WHAT YOU HAVE TO DO => Which lines mention "icon"? Show each one from the listing.

=== Begin Enclosure ===

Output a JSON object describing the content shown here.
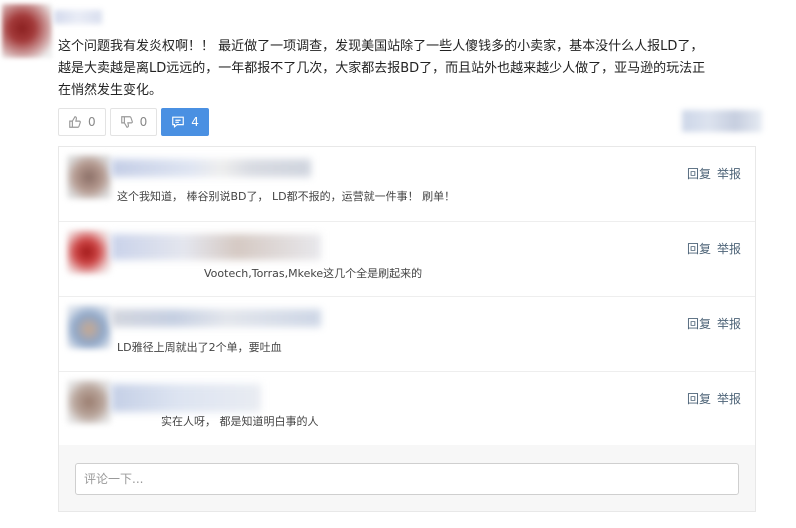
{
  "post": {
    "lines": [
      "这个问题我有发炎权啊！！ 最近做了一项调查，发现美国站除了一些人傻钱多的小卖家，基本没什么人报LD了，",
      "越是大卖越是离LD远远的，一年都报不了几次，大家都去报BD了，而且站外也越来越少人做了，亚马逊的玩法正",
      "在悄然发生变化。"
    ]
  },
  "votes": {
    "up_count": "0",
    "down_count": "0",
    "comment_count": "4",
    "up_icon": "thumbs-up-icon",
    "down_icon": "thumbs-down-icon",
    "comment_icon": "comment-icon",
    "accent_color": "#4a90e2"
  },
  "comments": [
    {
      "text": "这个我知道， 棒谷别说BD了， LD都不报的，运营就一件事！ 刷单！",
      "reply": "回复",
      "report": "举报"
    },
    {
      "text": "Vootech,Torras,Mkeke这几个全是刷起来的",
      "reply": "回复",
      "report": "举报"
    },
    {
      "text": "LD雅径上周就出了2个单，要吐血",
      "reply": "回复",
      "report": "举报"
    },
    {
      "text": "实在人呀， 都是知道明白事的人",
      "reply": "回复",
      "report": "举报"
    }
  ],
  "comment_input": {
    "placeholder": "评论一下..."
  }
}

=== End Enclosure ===
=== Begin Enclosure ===

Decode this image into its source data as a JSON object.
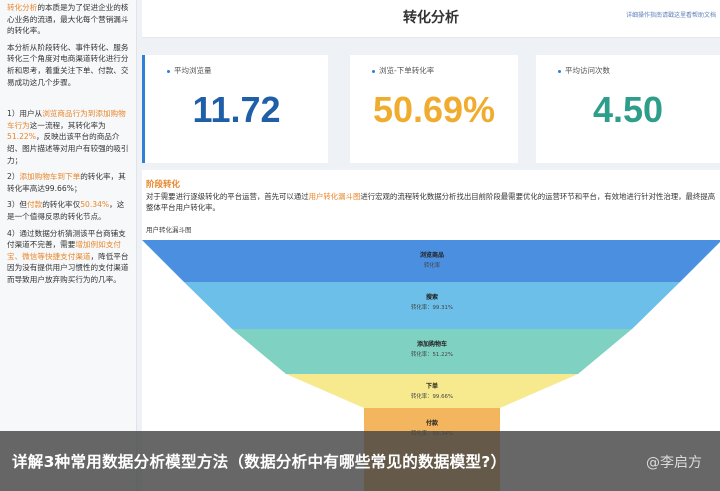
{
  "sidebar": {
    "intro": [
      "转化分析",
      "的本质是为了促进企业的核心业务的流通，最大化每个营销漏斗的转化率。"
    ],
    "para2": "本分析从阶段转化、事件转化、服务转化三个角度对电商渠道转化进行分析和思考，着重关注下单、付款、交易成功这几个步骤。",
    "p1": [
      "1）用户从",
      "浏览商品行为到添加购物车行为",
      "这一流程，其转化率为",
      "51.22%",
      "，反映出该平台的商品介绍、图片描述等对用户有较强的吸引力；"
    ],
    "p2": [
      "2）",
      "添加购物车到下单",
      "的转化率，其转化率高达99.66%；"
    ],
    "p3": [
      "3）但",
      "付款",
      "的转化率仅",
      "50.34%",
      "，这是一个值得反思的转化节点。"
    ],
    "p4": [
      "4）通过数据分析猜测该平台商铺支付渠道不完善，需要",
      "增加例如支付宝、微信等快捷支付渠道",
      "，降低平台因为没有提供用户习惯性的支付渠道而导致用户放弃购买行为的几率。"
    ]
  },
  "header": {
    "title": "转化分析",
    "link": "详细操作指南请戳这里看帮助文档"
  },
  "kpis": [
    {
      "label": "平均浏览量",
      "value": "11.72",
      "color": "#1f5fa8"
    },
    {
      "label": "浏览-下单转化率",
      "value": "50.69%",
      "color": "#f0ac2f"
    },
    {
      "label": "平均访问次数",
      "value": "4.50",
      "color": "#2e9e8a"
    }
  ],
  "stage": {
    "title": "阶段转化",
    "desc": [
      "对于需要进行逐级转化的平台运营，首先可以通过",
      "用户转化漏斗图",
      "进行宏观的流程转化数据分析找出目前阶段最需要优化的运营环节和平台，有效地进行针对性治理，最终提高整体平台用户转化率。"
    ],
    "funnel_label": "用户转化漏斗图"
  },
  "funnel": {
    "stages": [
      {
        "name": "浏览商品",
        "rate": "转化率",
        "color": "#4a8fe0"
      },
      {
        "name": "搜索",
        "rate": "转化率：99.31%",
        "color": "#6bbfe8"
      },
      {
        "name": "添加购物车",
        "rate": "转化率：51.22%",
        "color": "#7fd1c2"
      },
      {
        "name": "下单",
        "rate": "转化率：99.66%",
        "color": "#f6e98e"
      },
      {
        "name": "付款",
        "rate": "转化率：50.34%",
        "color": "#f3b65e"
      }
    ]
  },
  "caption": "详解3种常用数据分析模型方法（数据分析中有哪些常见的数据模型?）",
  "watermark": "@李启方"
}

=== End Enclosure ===

EXERCISE RESPONSE =>
    "up_icon": "thumbs-up-icon",
    "down_icon": "thumbs-down-icon",
    "comment_icon": "comment-icon",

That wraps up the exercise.